# EXERCISE OBJECTIVE
In the entries below, count each line where "label" appears. Give the total and nothing more.

# EXCERPTED DATA
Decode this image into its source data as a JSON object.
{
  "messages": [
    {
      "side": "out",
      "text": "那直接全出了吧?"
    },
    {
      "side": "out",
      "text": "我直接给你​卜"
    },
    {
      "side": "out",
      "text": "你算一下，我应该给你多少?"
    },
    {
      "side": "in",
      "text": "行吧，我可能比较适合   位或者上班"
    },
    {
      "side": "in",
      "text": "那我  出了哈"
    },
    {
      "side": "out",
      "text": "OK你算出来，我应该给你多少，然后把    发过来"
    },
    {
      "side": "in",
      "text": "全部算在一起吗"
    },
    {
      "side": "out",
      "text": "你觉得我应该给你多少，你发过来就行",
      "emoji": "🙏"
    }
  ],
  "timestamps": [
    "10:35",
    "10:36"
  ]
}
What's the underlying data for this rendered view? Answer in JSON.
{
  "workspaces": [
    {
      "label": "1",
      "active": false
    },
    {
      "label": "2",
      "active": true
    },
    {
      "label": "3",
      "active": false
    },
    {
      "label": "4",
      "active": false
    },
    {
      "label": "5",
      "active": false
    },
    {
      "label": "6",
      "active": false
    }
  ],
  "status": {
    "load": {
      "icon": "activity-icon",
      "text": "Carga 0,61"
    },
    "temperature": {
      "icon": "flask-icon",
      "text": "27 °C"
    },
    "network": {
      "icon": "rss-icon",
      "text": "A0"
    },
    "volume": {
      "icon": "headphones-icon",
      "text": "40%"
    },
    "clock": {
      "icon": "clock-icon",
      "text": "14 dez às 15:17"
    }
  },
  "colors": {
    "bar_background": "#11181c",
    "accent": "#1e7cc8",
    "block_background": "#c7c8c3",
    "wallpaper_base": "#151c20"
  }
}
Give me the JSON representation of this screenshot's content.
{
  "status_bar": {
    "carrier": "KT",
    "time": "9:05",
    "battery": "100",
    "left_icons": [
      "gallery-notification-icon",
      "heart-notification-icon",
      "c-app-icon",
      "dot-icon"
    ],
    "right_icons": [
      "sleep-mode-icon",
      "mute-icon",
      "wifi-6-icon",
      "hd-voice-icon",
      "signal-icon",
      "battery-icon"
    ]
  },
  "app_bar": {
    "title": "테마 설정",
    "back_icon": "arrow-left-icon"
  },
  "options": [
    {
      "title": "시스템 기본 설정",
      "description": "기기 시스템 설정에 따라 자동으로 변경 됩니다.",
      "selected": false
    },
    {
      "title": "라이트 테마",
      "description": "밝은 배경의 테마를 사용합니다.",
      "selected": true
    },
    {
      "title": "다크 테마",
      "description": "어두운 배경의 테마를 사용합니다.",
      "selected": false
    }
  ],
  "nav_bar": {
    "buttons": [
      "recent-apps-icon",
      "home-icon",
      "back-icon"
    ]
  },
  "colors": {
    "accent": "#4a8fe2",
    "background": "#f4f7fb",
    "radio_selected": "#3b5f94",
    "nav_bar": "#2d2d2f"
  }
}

# TASK RESULT
6